Section 3 allows for the repair or replacement of single-family or duplex residential structures constructed prior to Aug. 11, 2009, that are greater than 5,000 square feet in total floor area, and that do not meet the current oceanfront setback requirements. The structure must be rebuilt in the original footprint. This section creates a “grandfathering” provision for residential structures greater than 5,000 square feet, allowing them to be rebuilt under setback rules in effect prior to 2009.

Section 4 directs the CRC to study the feasibility of creating a new Area of Environmental Concern for the lands and waters adjacent to the mouth of the Cape Fear River, including the town of Caswell Beach and the Village of Bald Head Island.
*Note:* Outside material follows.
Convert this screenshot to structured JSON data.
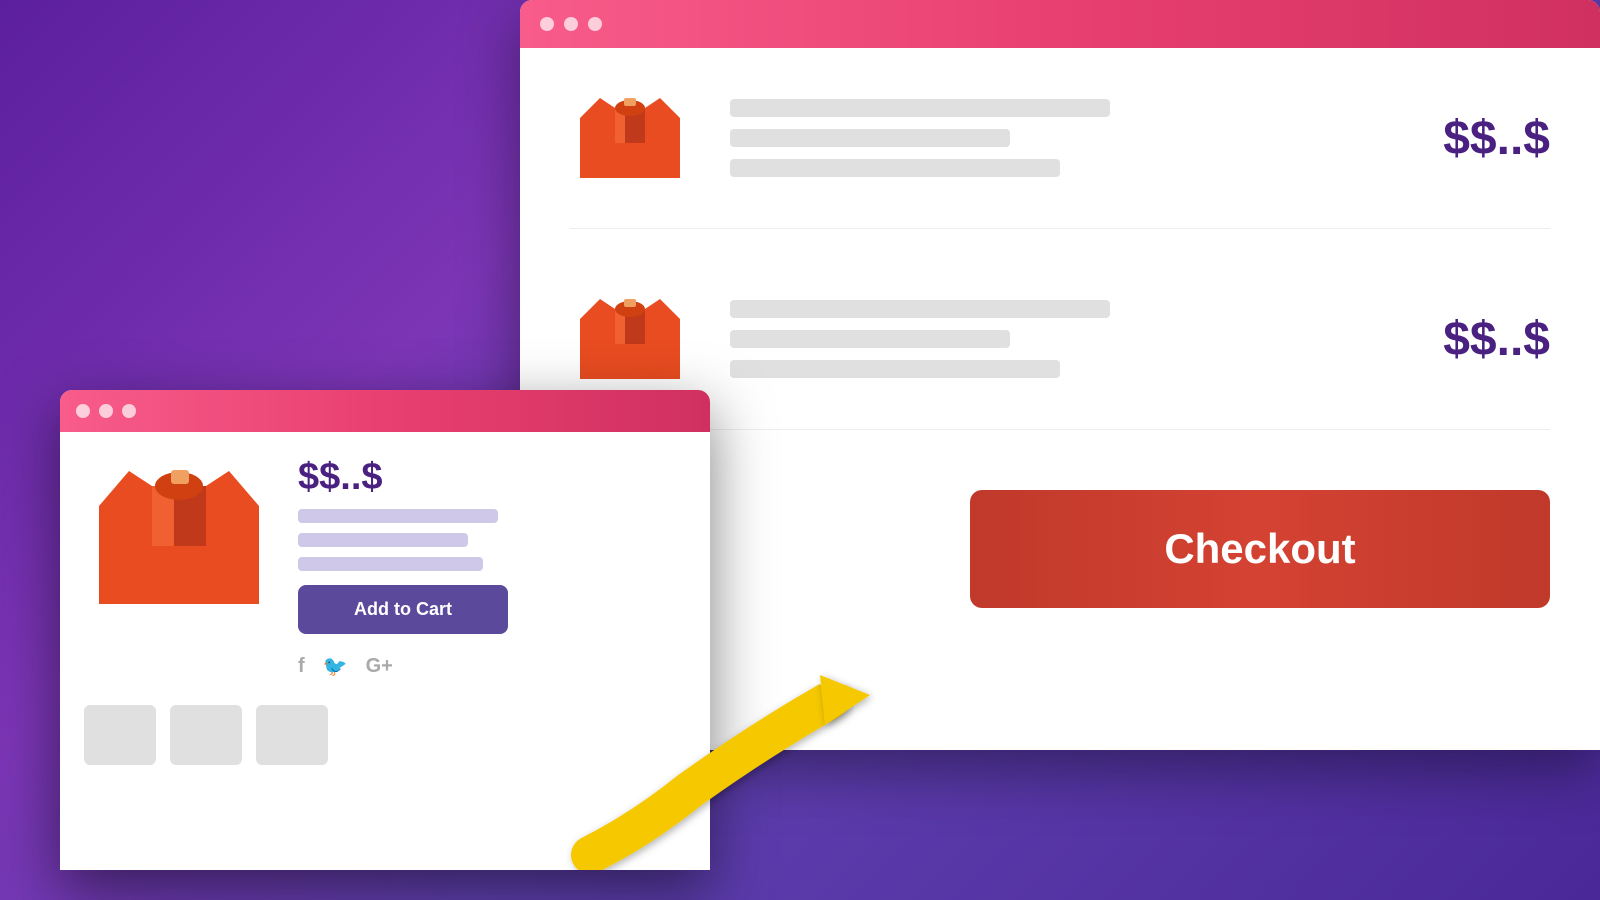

Section 5 directs the CRC to study the feasibility of eliminating the Inlet Hazard Area Area of Environmental Concern.

HB950 – Appropriations
Section 12 requires that grants for projects with partnering local municipalities awarded prior to the effective date of the act be transferred directly to the local municipality. This would direct DCM to transfer an $800,000 public access grant awarded to the N.C. Division of Aquariums for land acquisition in Carolina Beach.

Legal Update of Active Cases

Cases in the North Carolina Court of Appeals:

State ex rel. Freeman (DENR) v. Pharr (COA11-1302) - Appeal of a judgment at trial in favor of the Pharrs finding that the filling of two lots on Ocracoke were not coastal wetlands as claimed by DCM.

The Riggings HOA v. CRC (New Hanover 09 CVS 2761) - Judicial review of the CRC’s denial of a variance on re-hearing to allow expired sandbags to remain with no definite end date.

Busik v. CRC and 1118 Longwood (Brunswick 11 CVS 2596) - CRC’s Final Agency Decision regarding the interpretation of the ocean erosion setback rule (15A NCAC 7H .0306).

Cases in the Office of Administrative Hearings (OAH):

Sansotta et al. v. DCM (12 EHR 1689) & Toloczko v. DCM (12 EHR 1690) - Appeal of DCM’s denial for developing new septic systems on six Nags Head lots because, among other reasons, they do not meet the ocean erosion setback.

Cherry Inc. v. DCM (12 EHR 2285) - Appeal of DCM’s denial for developing new septic systems on a lot in Nags Head because, among other reasons, it does not meet the ocean erosion setback.